Once the attic vent fan motor wire metal shield is loose from the thermostat, use a 10 or 11 millimeter (mm) to remove the screws that hold the vent fan motor to the metal shroud of the attic vent fan.

Remove the screw at the top of the vent fan last so you can hold the entire fan, fan blade and support brackets as you loosen and remove the last screw.

Lift out the entire assembly.



Once you have the entire motor, fan blade and support brackets out of the vent fan shroud, take it to a cooler location.

Pay attention to how fan mounted to motor shaft: where on shaft and how blades pitched. Measure and take notes.

Now using an Allen wrench, find the Allen nut holding the fan blade to the flat side of the motor shaft and remove the fan.

Now use a 10 or 11mm wrench to remove the screws holding the motor to the support brackets.



Remove motor from roof mounted attic vent fan:

Getting a motor out of a roof mounted attic vent fan is more difficult than a gable type because you can not get to the screws holding the support struts to the vent shroud.

Once the attic vent fan motor wire metal shield is loose from the thermostat, using a 10 or 11mm wrench, remove the screws holding the support structure around the motor body.

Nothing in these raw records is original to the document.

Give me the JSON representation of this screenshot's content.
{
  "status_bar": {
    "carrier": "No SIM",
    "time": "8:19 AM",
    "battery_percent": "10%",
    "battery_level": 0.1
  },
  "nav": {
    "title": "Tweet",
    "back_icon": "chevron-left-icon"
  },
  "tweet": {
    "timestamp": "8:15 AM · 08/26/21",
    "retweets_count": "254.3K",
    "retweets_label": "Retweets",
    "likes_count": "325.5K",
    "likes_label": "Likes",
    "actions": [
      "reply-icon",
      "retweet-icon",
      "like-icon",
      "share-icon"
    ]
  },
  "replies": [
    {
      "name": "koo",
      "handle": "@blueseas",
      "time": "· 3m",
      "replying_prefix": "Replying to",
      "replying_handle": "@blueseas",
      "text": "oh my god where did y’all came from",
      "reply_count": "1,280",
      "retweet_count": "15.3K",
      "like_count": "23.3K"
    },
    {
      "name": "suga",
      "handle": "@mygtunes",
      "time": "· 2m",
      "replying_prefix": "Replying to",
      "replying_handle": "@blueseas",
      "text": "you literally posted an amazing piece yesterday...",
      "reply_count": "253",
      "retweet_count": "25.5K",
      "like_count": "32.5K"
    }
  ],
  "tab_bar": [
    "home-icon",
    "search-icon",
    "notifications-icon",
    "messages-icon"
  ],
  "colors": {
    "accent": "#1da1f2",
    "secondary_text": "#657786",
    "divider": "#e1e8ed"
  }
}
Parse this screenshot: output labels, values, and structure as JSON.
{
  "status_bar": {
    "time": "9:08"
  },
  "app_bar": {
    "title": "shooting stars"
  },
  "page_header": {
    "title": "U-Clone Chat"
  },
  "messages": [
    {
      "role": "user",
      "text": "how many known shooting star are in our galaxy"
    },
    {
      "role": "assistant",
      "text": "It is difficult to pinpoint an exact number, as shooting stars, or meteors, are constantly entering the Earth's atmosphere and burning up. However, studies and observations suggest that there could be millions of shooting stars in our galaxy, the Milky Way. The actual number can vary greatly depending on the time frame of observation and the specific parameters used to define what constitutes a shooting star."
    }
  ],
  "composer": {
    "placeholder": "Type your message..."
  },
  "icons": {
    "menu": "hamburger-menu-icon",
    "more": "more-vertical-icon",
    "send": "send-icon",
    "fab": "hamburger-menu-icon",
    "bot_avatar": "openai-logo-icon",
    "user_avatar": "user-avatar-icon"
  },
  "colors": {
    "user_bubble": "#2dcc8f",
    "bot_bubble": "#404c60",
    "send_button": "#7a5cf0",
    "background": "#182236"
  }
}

Remove 2 screws and then gently bend the support struts up or down to make room for the motor and fan to be pulled down and out.


Once you have the motor and fan blade out of the shroud, take it to a cooler location.

Before removing the fan from the motor shaft: note position of fan on shaft and how fan blades pitched. Do not want to install fan on new motor with fan to close or too far away from motor or fan reversed so it blowing air into attic.

Now using an Allen wrench, find the Allen nut holding the fan blade to the flat side of the motor shaft and remove the fan.


DIY attic fan motor replacement:



The images above show 2 different attic vent fan motors.

The black motor has a starter capacitor attached while the while motor does not.

Although it is possible the black motor is not working because the starter capacitor is defective, starter capacitors can be harder to find than entire motors.

Although, as you can see, the motors do not have the same height, they do have the same diameter of approximately 5 and 1/4 inches and both motors are held in place by support straps wrapped around the diameter of the motor.

Also the motor shaft length and diameter are also the same.

Thus there is some standardization of attic vent fan motors but before you simply buy a motor of the same or similar diameter, read the plate on the old motor as to defined revolutions per minute or RPM.

Source of replacement attic vent fan motors: local big box home retailer (Home Depot, Lowes), local electric motor repair companies and some plumbing and heater suppliers.

Once you have a replacement motor, put the fan blades on the new shaft and align the set screw with the flat side of the motor shaft and tighten the set screw with the Allen wrench.


Once you have fan mounted on motor shaft, if motor was gable mounted, remount support bracket around motor.

Take new motor with fan to location.

Reattach motor with fan to either gable or roof mount.

When mounting, make sure motor is in position to allow motor wires to reach thermostat.

If the motor had a metal shield on the wires to the thermostat, thread wires of new motor through shield and then attach shield to thermostat box

With circuit breaker that powers attic vent fan "off", connect white wire from fan motor to larger gauge white wire and "cap" off.

Black wire from motor is connected to black wire coming out of thermostat. Cap off.

Finally, black house power wire is connected to other thermostat black wire. Cap ff.

Now check wiring. White goes to white and house power goes into thermostat and motor black wire is connected to other thermostat black wire.

If all correct, power circuit via circuit breaker.

If attic vent fan does not come on, try moving the thermostat temperature setting to its lowest setting. If fan motor still does not come on, possible it is too cool in attic for thermostat to power motor.

If when the attic is hot, the new motor is still not turning, you need to check wiring in the thermostat.


Ron - Shared Knowledge Home